It is unclear how much progress Trump and Xi made toward breaking an impasse over how they will assuage Trump's grievances with Beijing and move toward reducing tariffs. Talks between the two countries have recently stalled as the White House pushes for an end to intellectual property theft by Chinese companies and a reduction in the U.S. trade deficit with China. Beijing has so far appeared unwilling to make major concessions.
Shares of Apple suppliers were also in focus on Friday after the U.S. tech giant reported its quarterly results. Although earnings beat estimates, iPhone sales were worse than expected, and after-hours trading of the stock saw declines of more than 7 percent.
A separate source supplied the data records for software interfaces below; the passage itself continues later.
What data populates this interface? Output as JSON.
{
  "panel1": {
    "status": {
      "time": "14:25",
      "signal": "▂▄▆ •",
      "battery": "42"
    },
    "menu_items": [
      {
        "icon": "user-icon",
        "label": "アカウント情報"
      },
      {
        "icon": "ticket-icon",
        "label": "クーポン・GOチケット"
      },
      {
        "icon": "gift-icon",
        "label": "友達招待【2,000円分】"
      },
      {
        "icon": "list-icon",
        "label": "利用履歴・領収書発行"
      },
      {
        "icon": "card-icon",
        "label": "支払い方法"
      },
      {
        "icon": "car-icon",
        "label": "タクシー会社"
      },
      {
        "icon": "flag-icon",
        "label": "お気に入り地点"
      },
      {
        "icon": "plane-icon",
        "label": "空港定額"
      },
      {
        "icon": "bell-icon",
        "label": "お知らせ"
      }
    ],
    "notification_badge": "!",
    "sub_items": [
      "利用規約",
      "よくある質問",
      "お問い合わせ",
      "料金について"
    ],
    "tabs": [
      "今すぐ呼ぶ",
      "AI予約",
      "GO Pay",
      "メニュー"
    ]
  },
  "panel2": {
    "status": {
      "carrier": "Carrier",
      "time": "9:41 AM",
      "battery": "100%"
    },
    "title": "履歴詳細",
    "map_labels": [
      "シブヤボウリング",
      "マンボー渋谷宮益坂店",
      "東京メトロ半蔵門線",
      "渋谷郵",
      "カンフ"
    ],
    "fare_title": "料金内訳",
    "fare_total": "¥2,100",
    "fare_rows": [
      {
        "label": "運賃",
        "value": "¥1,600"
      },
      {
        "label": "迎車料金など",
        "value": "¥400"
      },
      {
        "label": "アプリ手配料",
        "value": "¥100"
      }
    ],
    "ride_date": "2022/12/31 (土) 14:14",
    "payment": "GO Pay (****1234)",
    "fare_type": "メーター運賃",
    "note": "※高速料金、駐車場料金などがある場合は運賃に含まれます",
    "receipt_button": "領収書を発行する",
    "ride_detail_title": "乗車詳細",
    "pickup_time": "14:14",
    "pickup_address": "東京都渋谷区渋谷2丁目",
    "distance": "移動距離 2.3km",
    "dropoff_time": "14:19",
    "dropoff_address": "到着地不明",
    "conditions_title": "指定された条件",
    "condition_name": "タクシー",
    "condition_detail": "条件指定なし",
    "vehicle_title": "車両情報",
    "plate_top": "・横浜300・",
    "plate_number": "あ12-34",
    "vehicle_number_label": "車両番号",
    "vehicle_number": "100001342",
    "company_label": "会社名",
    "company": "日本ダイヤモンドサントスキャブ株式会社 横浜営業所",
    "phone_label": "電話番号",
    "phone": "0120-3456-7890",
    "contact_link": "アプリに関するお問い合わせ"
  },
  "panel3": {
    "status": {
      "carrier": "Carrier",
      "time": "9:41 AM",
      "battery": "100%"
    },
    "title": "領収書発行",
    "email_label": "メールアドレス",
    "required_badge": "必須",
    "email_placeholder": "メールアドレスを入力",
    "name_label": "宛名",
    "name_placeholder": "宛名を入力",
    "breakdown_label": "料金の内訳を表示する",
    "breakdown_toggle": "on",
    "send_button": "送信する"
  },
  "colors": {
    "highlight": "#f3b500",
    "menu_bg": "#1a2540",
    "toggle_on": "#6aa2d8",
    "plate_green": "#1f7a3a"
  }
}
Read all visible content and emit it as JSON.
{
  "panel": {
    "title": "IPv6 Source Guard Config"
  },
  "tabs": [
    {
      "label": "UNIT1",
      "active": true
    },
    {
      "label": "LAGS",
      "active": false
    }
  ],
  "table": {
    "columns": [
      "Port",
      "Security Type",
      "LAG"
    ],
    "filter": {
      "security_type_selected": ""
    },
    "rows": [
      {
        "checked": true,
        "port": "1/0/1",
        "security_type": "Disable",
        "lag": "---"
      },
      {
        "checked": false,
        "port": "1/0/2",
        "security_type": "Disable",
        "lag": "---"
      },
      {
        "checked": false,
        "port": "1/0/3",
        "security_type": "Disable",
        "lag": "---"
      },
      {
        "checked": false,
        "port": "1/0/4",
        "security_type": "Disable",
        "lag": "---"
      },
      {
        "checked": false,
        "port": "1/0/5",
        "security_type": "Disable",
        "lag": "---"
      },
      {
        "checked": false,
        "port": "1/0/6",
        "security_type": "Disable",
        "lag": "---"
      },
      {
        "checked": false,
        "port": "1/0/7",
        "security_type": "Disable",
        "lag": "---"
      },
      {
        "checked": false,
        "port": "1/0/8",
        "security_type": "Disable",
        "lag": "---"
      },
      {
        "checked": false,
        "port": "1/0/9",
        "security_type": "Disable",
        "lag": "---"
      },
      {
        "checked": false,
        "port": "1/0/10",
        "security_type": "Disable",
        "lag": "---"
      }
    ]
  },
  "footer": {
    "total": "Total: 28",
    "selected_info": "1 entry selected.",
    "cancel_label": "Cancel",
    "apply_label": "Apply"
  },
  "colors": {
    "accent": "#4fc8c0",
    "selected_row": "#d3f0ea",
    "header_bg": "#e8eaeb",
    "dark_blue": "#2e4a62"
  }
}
Asian suppliers of the Cupertino-based company bounced and mostly saw gains on Friday. Shares of Japanese electronic parts maker TDK recovered to see gains of 2.01 percent, Taiwanese iPhone assembler Hon Hai Precision Industry, also known as Foxconn, rose 1.38 percent on the day and South Korea's LG Display soared 5.76 percent by the closing bell.
Some suppliers, however, declined: Component supplier Murata Manufacturing slipped by 0.5 percent and Taiwan's Pegatron fell 1.07 percent.
Meanwhile, Japan's Nikkei 225 rose 2.56 percent to close at 22,243.66 while the Topix index recovered to finish 1.64 percent higher at 1,658.76.
In Australia, the benchmark ASX 200 bounced back to rise 0.14 percent at 5,849.2 by the closing bell, despite the energy sector seeing losses of 1.12 percent and the heavily weighted financial subindex declining by 0.38 percent.
The U.S. dollar index, which tracks the greenback against a basket of its peers, was at 96.123 following a steep weakening from levels above 96.9 yesterday.
"The steady rise in the USD over the past fortnight or so has come to an abrupt end over the past 24 hours," Rodrigo Catril, a senior foreign exchange strategist at National Australia Bank, said in a morning note. He attributed the greenback's weakness to a "mix of factors" ranging from news around Brexit and comments from the Bank of England to Trump's comments about his call with Xi.
"AUD/USD has lifted to a one‑month high above 0.7200 assisted by a combination of the sell‑off in the USD ... a recovery in global equity markets and yesterday's Australian economic data, " Richard Grace, chief currency strategist and head of international economics at Commonwealth Bank of Australia, wrote in a note.
— CNBC's Fred Imbert and Jacob Pramuk contributed to this report.